Who has a moral duty to help the poor? Don’t we all? So, if I vote to tax the wealthy, when I am not wealthy, and use the money to pay government workers to help the poor when I am not a government worker, have I done a moral thing? How can it be moral for someone to volunteer none of their own money and none of their own time towards those in need? Did Jesus tell the rich young ruler to confiscate his neighbor’s possessions and give them to the poor? Of course not, that would be nonsense. It would also be nonsense to believe that someone is doing a moral thing by forcing the rich to help the poor. They should remove the plank from their own eye before removing the speck in another’s.

Now are the rich doing something moral by paying taxes to help the poor? How can we consider an act moral if it is by compulsion? It may be moral not to cheat on your taxes, but it is not a moral act merely to obey the law. Recently, the press reported the “heroic” acts of Billionaire Warren Buffett when he requested that Congress raise his taxes. Was this a moral request? Hardly. What is stopping Warren Buffett from cutting out the middleman and simply writing a check? The government accepts donations. No, Warren Buffett wants to volunteer other people’s money and he wants to be on TV so that he can make a spectacle of his generosity. It is not a moral act to volunteer other people’s money.

Wouldn’t it be moral to take money from rich people since they got that money by taking advantage of the little guy? If Warren Buffett made his $30 Billion by taking advantage of other people, surely he should go to jail, not just pay some taxes. By using this excuse to tax everyone above a certain level, we are claiming that every single one of them did something immoral to gain that money. This is absurd. Should they all go to jail?
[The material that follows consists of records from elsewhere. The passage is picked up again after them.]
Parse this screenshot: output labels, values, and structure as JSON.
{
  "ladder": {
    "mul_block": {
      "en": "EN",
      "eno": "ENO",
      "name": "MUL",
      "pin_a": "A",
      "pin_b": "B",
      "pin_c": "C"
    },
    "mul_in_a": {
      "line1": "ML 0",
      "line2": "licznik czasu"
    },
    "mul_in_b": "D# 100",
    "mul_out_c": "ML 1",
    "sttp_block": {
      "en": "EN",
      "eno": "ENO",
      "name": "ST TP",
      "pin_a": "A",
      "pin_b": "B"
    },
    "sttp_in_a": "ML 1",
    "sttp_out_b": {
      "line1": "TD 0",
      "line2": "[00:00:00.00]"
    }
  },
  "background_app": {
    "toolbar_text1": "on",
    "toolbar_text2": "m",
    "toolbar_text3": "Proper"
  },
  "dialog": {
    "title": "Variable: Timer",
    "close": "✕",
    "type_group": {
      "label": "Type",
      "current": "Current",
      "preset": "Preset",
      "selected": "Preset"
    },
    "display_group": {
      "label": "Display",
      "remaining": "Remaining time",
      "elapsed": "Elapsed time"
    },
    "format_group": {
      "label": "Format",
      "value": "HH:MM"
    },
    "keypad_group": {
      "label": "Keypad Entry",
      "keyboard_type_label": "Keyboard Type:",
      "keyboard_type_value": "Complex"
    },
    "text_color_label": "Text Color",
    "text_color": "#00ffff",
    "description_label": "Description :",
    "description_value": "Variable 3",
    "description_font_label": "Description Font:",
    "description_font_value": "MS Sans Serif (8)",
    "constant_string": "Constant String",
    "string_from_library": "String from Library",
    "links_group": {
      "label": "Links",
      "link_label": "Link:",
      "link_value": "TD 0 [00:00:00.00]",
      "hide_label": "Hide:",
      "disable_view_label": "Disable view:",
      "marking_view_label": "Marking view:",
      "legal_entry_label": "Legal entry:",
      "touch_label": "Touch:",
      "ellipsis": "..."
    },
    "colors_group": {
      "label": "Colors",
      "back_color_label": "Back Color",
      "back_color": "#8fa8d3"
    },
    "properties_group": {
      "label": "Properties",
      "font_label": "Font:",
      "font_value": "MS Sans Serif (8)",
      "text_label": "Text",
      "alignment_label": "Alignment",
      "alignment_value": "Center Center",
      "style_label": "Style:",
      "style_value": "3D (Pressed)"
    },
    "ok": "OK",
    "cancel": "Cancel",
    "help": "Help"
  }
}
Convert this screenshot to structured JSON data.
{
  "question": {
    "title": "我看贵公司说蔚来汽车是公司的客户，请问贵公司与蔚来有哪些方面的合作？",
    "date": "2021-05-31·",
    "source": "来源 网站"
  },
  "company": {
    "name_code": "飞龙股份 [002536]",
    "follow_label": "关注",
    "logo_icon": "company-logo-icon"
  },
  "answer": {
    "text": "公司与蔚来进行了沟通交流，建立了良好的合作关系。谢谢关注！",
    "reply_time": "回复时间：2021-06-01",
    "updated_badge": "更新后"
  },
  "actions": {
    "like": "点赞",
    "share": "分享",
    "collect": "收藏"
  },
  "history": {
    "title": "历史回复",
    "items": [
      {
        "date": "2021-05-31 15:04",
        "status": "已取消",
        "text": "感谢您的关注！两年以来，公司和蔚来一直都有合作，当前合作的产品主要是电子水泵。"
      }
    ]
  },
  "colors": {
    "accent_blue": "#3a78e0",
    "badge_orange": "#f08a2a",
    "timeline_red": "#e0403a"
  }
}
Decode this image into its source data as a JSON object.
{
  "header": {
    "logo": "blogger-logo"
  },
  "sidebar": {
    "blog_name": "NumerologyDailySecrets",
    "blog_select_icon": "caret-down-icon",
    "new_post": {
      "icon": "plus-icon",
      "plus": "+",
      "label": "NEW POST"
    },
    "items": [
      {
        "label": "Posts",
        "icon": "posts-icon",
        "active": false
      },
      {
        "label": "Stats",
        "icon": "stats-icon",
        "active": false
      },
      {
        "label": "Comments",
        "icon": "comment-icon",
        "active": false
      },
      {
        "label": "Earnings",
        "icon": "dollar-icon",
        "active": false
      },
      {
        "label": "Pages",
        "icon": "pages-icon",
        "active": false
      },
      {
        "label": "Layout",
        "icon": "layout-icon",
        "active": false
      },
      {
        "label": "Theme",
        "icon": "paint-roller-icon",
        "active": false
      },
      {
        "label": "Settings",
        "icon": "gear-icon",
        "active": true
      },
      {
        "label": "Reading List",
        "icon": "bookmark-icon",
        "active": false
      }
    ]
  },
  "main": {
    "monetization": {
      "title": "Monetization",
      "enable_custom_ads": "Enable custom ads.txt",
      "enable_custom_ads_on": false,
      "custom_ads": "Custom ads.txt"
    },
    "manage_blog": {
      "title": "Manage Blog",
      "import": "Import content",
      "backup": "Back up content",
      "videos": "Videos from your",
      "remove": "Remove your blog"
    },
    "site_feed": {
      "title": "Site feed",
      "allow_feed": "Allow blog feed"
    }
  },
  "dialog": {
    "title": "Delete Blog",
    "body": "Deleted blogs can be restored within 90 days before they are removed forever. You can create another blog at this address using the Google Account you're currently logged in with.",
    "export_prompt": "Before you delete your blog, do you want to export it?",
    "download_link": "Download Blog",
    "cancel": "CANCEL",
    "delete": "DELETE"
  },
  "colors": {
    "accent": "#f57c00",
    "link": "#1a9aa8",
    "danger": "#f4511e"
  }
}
Is it moral to take away money from every person because they have or make significant sums of money? This claim lacks proof, so it is not moral to take money away from someone simply because of a high income.

Is it moral for the poor to help themselves by volunteering the money of the rich? Of course not, you can’t use the government to enrich yourself and call it moral.

It is not moral for the poor to tax the rich for their own gain. Nor is it moral for the middle class to tax the rich to help the poor. Nor is it moral for the rich to avoid prison by paying their taxes. So is taxing the rich to help the poor a moral thing? How can it be moral when neither the poor, the middle class, nor the rich are individually doing anything moral? It is not, and therefore it is not a moral thing to tax the rich to help the poor.

It is moral to choose privately to help those in need. It is moral to give and not seek acclaim. It is moral to spend one’s own time becoming involved in the lives of those who need a brief reprieve from life’s storms, or who cannot do for themselves. It is moral to become aware of how to best serve those in need and not just assume that money will fix all the problems. It is moral to choose to help, it is not moral to be compelled to help.

In this New Year, I hope that all of us can find a way to help those in need as best we can, and not just point the finger and whine about what’s fair.

I also hope that all of you had a Merry Christmas and will have a wonderful New Year. It’s amazing that I sent out my first post almost six months ago. I appreciate all the feedback and criticism I have received so far. I have grown by leaps and bounds doing the research for posts and the discussions I have had with many of you via e-mail and the blog.

As always, tell me what you think.